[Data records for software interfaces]
++++++
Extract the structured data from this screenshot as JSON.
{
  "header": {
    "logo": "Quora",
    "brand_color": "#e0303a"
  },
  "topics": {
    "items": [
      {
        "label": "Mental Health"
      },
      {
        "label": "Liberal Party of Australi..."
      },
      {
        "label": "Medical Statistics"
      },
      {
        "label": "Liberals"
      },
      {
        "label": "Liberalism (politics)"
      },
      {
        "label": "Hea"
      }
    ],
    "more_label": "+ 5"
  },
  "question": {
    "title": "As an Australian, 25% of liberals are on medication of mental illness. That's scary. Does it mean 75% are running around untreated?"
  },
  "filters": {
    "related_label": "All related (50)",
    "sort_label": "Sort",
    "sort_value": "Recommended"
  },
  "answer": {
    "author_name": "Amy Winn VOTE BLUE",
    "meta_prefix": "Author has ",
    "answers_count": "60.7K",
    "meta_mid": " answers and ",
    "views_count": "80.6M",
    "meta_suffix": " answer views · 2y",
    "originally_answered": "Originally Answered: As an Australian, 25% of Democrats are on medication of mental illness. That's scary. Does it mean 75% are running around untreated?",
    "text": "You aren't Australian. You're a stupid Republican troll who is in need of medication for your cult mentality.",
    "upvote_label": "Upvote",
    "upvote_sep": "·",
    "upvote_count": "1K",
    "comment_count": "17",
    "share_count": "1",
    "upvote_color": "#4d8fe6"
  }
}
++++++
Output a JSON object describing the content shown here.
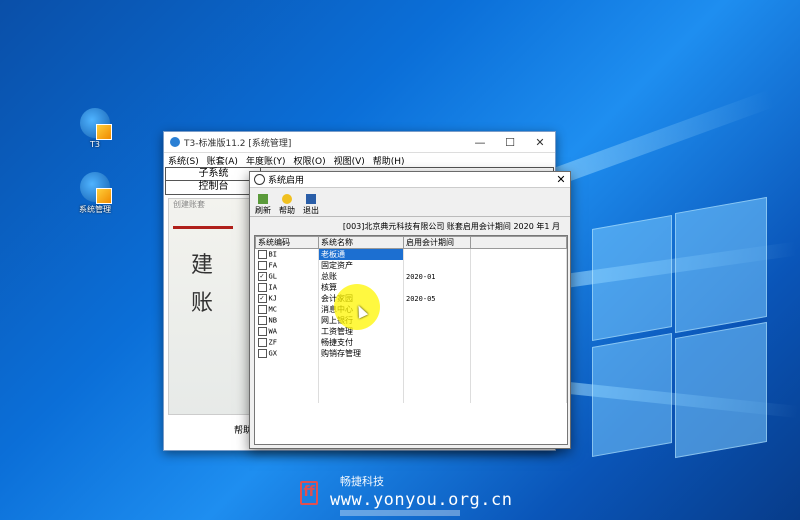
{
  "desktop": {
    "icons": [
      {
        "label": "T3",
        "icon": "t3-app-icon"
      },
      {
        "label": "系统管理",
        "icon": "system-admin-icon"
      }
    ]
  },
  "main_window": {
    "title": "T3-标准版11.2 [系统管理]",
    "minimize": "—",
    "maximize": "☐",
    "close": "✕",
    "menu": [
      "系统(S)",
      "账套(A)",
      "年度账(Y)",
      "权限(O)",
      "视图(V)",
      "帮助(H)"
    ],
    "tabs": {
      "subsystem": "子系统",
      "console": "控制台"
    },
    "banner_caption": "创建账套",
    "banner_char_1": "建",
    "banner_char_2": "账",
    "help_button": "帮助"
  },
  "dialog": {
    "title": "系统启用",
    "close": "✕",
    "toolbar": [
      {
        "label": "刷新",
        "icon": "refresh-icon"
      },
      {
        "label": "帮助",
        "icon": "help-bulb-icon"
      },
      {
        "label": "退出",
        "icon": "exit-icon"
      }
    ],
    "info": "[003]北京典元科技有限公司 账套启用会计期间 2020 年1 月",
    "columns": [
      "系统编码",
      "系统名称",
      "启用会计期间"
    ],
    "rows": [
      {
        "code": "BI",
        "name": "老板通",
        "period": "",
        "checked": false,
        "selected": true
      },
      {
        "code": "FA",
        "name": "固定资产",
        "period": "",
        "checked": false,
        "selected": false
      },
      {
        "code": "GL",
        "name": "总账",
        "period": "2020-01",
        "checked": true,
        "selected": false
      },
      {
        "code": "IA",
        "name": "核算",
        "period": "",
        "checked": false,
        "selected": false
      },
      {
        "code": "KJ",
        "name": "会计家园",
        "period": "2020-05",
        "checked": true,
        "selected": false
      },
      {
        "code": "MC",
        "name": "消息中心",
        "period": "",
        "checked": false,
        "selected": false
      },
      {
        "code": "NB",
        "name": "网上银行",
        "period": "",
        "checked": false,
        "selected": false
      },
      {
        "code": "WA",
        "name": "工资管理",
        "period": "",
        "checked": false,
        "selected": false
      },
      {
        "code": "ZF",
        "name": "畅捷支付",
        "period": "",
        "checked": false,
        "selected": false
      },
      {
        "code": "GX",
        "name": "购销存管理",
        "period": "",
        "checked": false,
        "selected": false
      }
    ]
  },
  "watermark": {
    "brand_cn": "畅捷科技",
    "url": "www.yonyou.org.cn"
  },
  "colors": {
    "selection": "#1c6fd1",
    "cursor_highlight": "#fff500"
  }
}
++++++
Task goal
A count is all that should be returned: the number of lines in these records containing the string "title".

Response area
3